* _WHAT IS EXPECTED_: Every record listed below should be copied exactly.
::::
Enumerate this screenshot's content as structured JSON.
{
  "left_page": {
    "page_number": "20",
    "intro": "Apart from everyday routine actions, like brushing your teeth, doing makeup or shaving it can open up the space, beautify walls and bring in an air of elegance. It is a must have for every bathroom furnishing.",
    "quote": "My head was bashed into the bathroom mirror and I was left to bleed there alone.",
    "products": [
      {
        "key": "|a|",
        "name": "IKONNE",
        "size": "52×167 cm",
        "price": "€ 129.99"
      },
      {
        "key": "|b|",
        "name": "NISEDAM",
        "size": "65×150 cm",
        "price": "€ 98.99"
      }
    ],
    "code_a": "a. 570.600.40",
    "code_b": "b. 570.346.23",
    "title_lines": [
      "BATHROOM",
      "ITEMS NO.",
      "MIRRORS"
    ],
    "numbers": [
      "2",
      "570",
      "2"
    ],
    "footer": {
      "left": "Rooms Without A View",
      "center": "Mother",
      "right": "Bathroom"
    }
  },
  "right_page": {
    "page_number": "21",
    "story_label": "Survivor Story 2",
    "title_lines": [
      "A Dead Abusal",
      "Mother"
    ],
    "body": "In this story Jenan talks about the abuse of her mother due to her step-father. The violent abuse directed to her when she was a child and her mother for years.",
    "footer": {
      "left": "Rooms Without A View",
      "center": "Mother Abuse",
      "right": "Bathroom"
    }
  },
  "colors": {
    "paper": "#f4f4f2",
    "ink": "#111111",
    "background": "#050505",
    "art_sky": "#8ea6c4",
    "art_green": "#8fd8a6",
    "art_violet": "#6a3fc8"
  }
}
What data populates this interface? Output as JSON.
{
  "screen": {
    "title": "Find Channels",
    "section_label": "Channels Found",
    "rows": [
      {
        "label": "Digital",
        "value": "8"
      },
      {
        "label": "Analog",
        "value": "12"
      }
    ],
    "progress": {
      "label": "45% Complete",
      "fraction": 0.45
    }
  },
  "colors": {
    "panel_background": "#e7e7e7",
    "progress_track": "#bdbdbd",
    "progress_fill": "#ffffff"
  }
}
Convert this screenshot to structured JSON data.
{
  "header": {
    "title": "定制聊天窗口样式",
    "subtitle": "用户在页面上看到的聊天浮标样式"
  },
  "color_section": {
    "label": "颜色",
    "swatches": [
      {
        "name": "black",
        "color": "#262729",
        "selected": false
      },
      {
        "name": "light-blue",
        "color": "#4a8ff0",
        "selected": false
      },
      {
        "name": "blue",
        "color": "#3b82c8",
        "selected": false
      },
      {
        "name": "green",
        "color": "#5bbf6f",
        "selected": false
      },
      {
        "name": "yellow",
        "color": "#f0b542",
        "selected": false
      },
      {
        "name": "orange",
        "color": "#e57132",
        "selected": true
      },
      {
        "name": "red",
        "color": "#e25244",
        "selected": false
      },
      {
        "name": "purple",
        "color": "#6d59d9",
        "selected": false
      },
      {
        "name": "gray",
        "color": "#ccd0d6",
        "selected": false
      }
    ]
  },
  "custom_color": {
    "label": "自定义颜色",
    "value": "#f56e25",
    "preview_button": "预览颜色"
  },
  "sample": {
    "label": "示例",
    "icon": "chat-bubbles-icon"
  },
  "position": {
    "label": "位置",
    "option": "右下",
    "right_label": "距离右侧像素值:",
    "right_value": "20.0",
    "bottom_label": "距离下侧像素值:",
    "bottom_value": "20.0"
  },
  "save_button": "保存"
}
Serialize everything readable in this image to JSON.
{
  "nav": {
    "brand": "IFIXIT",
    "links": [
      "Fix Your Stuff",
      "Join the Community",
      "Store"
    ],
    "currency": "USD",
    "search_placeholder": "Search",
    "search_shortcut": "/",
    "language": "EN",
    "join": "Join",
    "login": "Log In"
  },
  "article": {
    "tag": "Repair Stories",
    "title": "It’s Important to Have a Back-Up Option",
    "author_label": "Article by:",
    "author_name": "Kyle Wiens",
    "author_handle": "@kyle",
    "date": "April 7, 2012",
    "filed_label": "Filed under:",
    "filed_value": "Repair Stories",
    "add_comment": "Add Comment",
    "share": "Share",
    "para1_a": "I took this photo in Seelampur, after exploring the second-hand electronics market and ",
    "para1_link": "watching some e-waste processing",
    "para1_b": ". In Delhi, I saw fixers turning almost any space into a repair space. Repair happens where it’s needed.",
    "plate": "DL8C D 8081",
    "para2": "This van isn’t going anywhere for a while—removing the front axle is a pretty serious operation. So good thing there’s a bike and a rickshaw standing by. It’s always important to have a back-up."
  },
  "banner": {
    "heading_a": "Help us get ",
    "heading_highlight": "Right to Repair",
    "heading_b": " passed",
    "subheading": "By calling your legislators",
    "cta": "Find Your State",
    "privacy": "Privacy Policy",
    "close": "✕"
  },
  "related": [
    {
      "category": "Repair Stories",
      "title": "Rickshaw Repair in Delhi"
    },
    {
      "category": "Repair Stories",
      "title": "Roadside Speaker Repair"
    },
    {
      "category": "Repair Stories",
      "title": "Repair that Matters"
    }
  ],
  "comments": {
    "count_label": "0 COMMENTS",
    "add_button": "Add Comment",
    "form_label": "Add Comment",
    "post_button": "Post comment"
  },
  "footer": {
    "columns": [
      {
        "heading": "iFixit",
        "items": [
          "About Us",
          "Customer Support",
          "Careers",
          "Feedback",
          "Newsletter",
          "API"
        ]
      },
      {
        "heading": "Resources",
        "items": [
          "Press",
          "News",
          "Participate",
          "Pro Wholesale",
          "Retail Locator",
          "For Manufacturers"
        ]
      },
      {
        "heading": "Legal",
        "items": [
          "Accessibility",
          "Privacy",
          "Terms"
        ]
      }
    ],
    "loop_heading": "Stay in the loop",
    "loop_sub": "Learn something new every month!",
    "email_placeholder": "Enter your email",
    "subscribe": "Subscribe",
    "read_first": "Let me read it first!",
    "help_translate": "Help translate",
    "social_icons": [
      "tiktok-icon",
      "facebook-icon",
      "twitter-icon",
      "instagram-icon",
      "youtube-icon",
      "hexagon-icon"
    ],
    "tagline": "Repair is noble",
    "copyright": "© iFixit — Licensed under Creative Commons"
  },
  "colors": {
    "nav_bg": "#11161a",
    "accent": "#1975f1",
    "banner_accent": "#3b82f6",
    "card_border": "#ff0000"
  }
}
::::
* _FINAL ANSWER_:
Enumerate this screenshot's content as structured JSON.
{
  "left_page": {
    "page_number": "20",
    "intro": "Apart from everyday routine actions, like brushing your teeth, doing makeup or shaving it can open up the space, beautify walls and bring in an air of elegance. It is a must have for every bathroom furnishing.",
    "quote": "My head was bashed into the bathroom mirror and I was left to bleed there alone.",
    "products": [
      {
        "key": "|a|",
        "name": "IKONNE",
        "size": "52×167 cm",
        "price": "€ 129.99"
      },
      {
        "key": "|b|",
        "name": "NISEDAM",
        "size": "65×150 cm",
        "price": "€ 98.99"
      }
    ],
    "code_a": "a. 570.600.40",
    "code_b": "b. 570.346.23",
    "title_lines": [
      "BATHROOM",
      "ITEMS NO.",
      "MIRRORS"
    ],
    "numbers": [
      "2",
      "570",
      "2"
    ],
    "footer": {
      "left": "Rooms Without A View",
      "center": "Mother",
      "right": "Bathroom"
    }
  },
  "right_page": {
    "page_number": "21",
    "story_label": "Survivor Story 2",
    "title_lines": [
      "A Dead Abusal",
      "Mother"
    ],
    "body": "In this story Jenan talks about the abuse of her mother due to her step-father. The violent abuse directed to her when she was a child and her mother for years.",
    "footer": {
      "left": "Rooms Without A View",
      "center": "Mother Abuse",
      "right": "Bathroom"
    }
  },
  "colors": {
    "paper": "#f4f4f2",
    "ink": "#111111",
    "background": "#050505",
    "art_sky": "#8ea6c4",
    "art_green": "#8fd8a6",
    "art_violet": "#6a3fc8"
  }
}
What data populates this interface? Output as JSON.
{
  "screen": {
    "title": "Find Channels",
    "section_label": "Channels Found",
    "rows": [
      {
        "label": "Digital",
        "value": "8"
      },
      {
        "label": "Analog",
        "value": "12"
      }
    ],
    "progress": {
      "label": "45% Complete",
      "fraction": 0.45
    }
  },
  "colors": {
    "panel_background": "#e7e7e7",
    "progress_track": "#bdbdbd",
    "progress_fill": "#ffffff"
  }
}
Convert this screenshot to structured JSON data.
{
  "header": {
    "title": "定制聊天窗口样式",
    "subtitle": "用户在页面上看到的聊天浮标样式"
  },
  "color_section": {
    "label": "颜色",
    "swatches": [
      {
        "name": "black",
        "color": "#262729",
        "selected": false
      },
      {
        "name": "light-blue",
        "color": "#4a8ff0",
        "selected": false
      },
      {
        "name": "blue",
        "color": "#3b82c8",
        "selected": false
      },
      {
        "name": "green",
        "color": "#5bbf6f",
        "selected": false
      },
      {
        "name": "yellow",
        "color": "#f0b542",
        "selected": false
      },
      {
        "name": "orange",
        "color": "#e57132",
        "selected": true
      },
      {
        "name": "red",
        "color": "#e25244",
        "selected": false
      },
      {
        "name": "purple",
        "color": "#6d59d9",
        "selected": false
      },
      {
        "name": "gray",
        "color": "#ccd0d6",
        "selected": false
      }
    ]
  },
  "custom_color": {
    "label": "自定义颜色",
    "value": "#f56e25",
    "preview_button": "预览颜色"
  },
  "sample": {
    "label": "示例",
    "icon": "chat-bubbles-icon"
  },
  "position": {
    "label": "位置",
    "option": "右下",
    "right_label": "距离右侧像素值:",
    "right_value": "20.0",
    "bottom_label": "距离下侧像素值:",
    "bottom_value": "20.0"
  },
  "save_button": "保存"
}
Serialize everything readable in this image to JSON.
{
  "nav": {
    "brand": "IFIXIT",
    "links": [
      "Fix Your Stuff",
      "Join the Community",
      "Store"
    ],
    "currency": "USD",
    "search_placeholder": "Search",
    "search_shortcut": "/",
    "language": "EN",
    "join": "Join",
    "login": "Log In"
  },
  "article": {
    "tag": "Repair Stories",
    "title": "It’s Important to Have a Back-Up Option",
    "author_label": "Article by:",
    "author_name": "Kyle Wiens",
    "author_handle": "@kyle",
    "date": "April 7, 2012",
    "filed_label": "Filed under:",
    "filed_value": "Repair Stories",
    "add_comment": "Add Comment",
    "share": "Share",
    "para1_a": "I took this photo in Seelampur, after exploring the second-hand electronics market and ",
    "para1_link": "watching some e-waste processing",
    "para1_b": ". In Delhi, I saw fixers turning almost any space into a repair space. Repair happens where it’s needed.",
    "plate": "DL8C D 8081",
    "para2": "This van isn’t going anywhere for a while—removing the front axle is a pretty serious operation. So good thing there’s a bike and a rickshaw standing by. It’s always important to have a back-up."
  },
  "banner": {
    "heading_a": "Help us get ",
    "heading_highlight": "Right to Repair",
    "heading_b": " passed",
    "subheading": "By calling your legislators",
    "cta": "Find Your State",
    "privacy": "Privacy Policy",
    "close": "✕"
  },
  "related": [
    {
      "category": "Repair Stories",
      "title": "Rickshaw Repair in Delhi"
    },
    {
      "category": "Repair Stories",
      "title": "Roadside Speaker Repair"
    },
    {
      "category": "Repair Stories",
      "title": "Repair that Matters"
    }
  ],
  "comments": {
    "count_label": "0 COMMENTS",
    "add_button": "Add Comment",
    "form_label": "Add Comment",
    "post_button": "Post comment"
  },
  "footer": {
    "columns": [
      {
        "heading": "iFixit",
        "items": [
          "About Us",
          "Customer Support",
          "Careers",
          "Feedback",
          "Newsletter",
          "API"
        ]
      },
      {
        "heading": "Resources",
        "items": [
          "Press",
          "News",
          "Participate",
          "Pro Wholesale",
          "Retail Locator",
          "For Manufacturers"
        ]
      },
      {
        "heading": "Legal",
        "items": [
          "Accessibility",
          "Privacy",
          "Terms"
        ]
      }
    ],
    "loop_heading": "Stay in the loop",
    "loop_sub": "Learn something new every month!",
    "email_placeholder": "Enter your email",
    "subscribe": "Subscribe",
    "read_first": "Let me read it first!",
    "help_translate": "Help translate",
    "social_icons": [
      "tiktok-icon",
      "facebook-icon",
      "twitter-icon",
      "instagram-icon",
      "youtube-icon",
      "hexagon-icon"
    ],
    "tagline": "Repair is noble",
    "copyright": "© iFixit — Licensed under Creative Commons"
  },
  "colors": {
    "nav_bg": "#11161a",
    "accent": "#1975f1",
    "banner_accent": "#3b82f6",
    "card_border": "#ff0000"
  }
}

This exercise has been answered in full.